And notice that photo at the top, of the President holding the statue of Our Lady of Fatima and clutching a rosary in his hand… We really MUST pray for the grace of conversion to the Faith for him – it seems to me that he has a great deal more Catholicity in his soul right now than certain of the U.S. Bishops, if not Pope Francis! Recall that, on his election, a number of Catholic Truth readers sent President Trump material on Fatima. It would be wonderful to think that he may have received and read that information. Whatever, let’s pray now that through Divine Providence the President finds the traditional Catholic Faith – Our Lady of Fatima, pray for him!
The blog will be closed to comments throughout Advent, to allow us all to prepare spiritually and materially for the Feast of Christmas.
As we all know, in Advent we prepare firstly to welcome the long-awaited Messiah into the world, in celebration of the first Christmas when He came into the world to save us from sin and eternal death.
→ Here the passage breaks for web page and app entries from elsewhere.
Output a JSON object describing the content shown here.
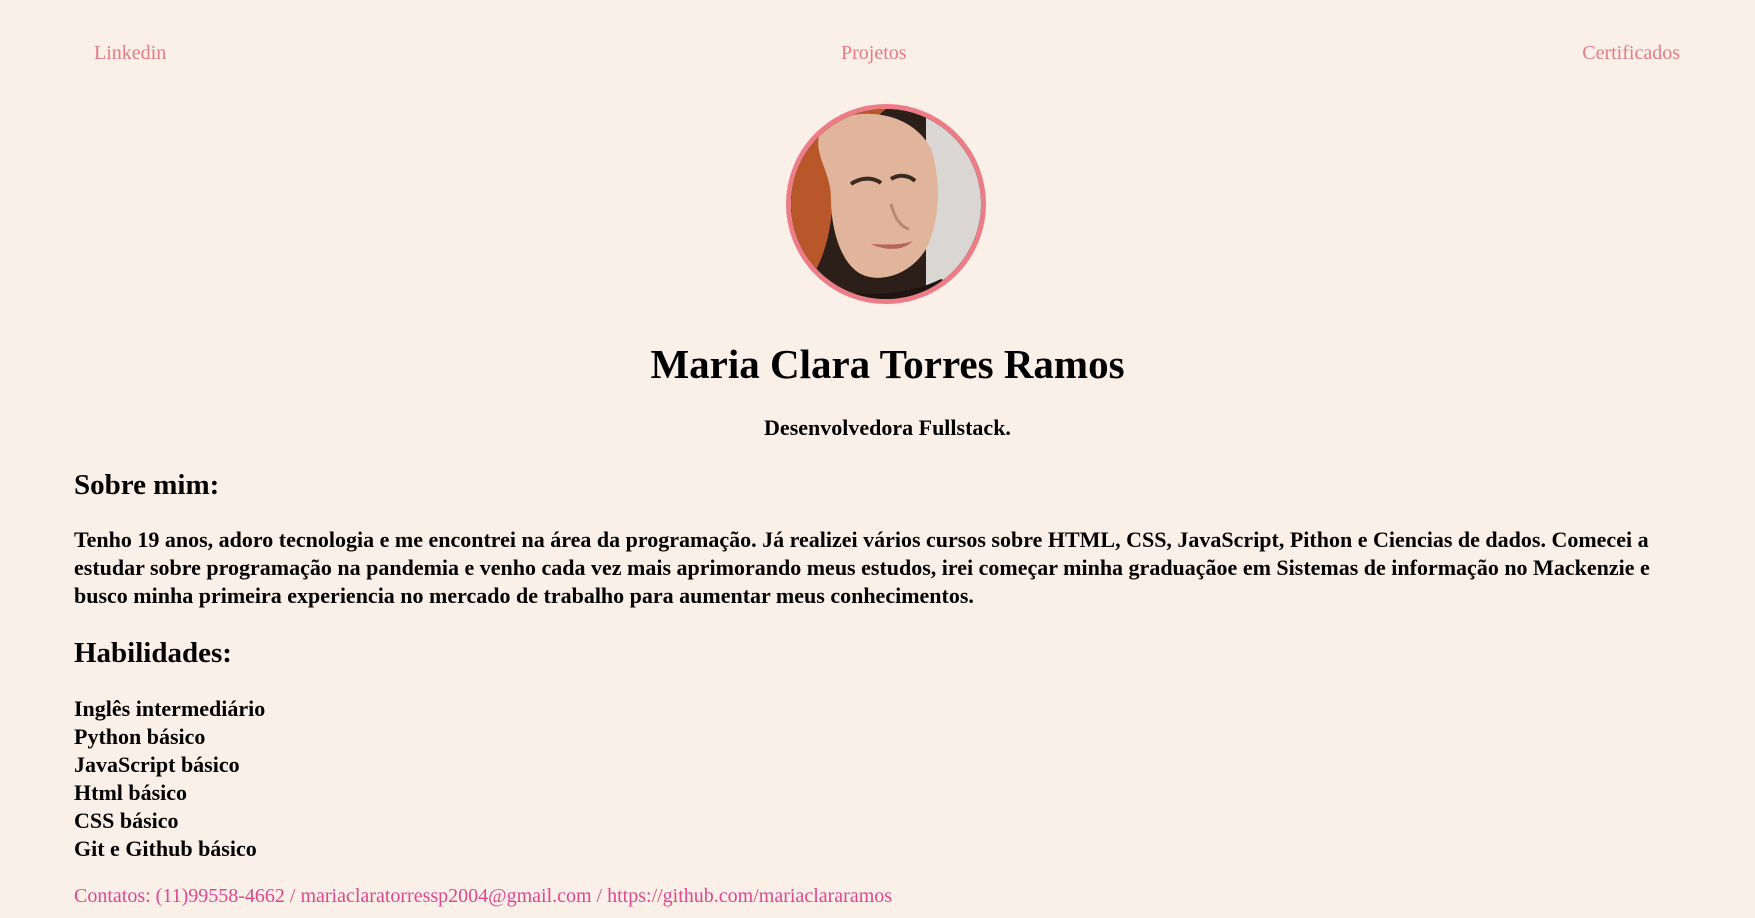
{
  "nav": {
    "linkedin": "Linkedin",
    "projetos": "Projetos",
    "certificados": "Certificados"
  },
  "profile": {
    "name": "Maria Clara Torres Ramos",
    "role": "Desenvolvedora Fullstack."
  },
  "about": {
    "title": "Sobre mim:",
    "text": "Tenho 19 anos, adoro tecnologia e me encontrei na área da programação. Já realizei vários cursos sobre HTML, CSS, JavaScript, Pithon e Ciencias de dados. Comecei a estudar sobre programação na pandemia e venho cada vez mais aprimorando meus estudos, irei começar minha graduaçãoe em Sistemas de informação no Mackenzie e busco minha primeira experiencia no mercado de trabalho para aumentar meus conhecimentos."
  },
  "skills": {
    "title": "Habilidades:",
    "items": [
      "Inglês intermediário",
      "Python básico",
      "JavaScript básico",
      "Html básico",
      "CSS básico",
      "Git e Github básico"
    ]
  },
  "contacts": {
    "text": "Contatos: (11)99558-4662 / mariaclaratorressp2004@gmail.com / https://github.com/mariaclararamos"
  },
  "colors": {
    "background": "#faf0e8",
    "nav_link": "#e47c86",
    "avatar_border": "#ec7c86",
    "contacts": "#e0468e"
  }
}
Secondly, we reflect on the Second Coming of Christ when He will come to judge the world. Salvation and Judgment, then, are themes which give us plenty of food for meditation, reflection and prayer during the four weeks of Advent.
Again, as we know, and it is good to remind ourselves, Advent, like Lent, is a time of penance – the “famine before the feast” – so, the Catholic Truth team wishes all of our bloggers, readers and lurkers, a very peaceful and productive Advent.
The blog will re-open to comments on Christmas day.
As we’ve had discussions on books which have helped us know the Faith better, on spiritual reading books, and even blogged to share jokes, and as the Feast of St Cecilia, Patron Saint of Music approaches (22 November), now might be a good time to reflect on the role – if any – of music in building our spiritual life.
There are people who misinterpret the exhortations of the great mystical saints who teach us to avoid seeking sensible consolation in prayer, as meaning that any sense of uplift within the soul is a bad thing and to be avoided This is nonsense. Singing a devotional hymn should lift our mind and soul to God and so it is with other beautiful music. I remember hearing a composer once explain her conversion to Christianity by telling a radio interviewer that, while she could explain how she chose the notes that created a beautiful melody, she could not account for, nor take credit for, the impact it had on the listener’s innermost being – the soul. That set her thinking anew about the whole question of the existence of God and ultimately led her into Christianity. Unfortunately, I had switched on the radio halfway through the interview, and this was some years ago, so I’m unable to provide the name of said composer. Anyway, it stands to reason that a composer may well have the talent to create a lovely piece of music, but is unable to foresee the impact it will have on individual listeners. That recognising this fact has led at least one composer to seek Christ, is wonderful.
So, in honour of St Cecilia, let’s share some of our favourite pieces of music, whether hymns or some moving pieces which may raise our minds and souls to God. The two videos included in this introduction are among my own favourites … Enjoy!
Reminder – to post a video directly onto the page, simply find it on YouTube and copy the link from your browser. Bring it back to the blog, and paste it into a comment box, with your own remarks, perhaps explaining why it is one of your favourites. No limits, either, feel free to post as many as you wish! If you can’t find a video-presentation, just tell us what kind of music helps your prayer and meditation. Of course, if you disapprove of hymn singing or of seeking any sensible consolation in prayer, let us know, but be aware that the saints were not banning sensible consolation – they were simply warning us against thinking that we are not praying well if we lack such sensible consolation. Over to thee!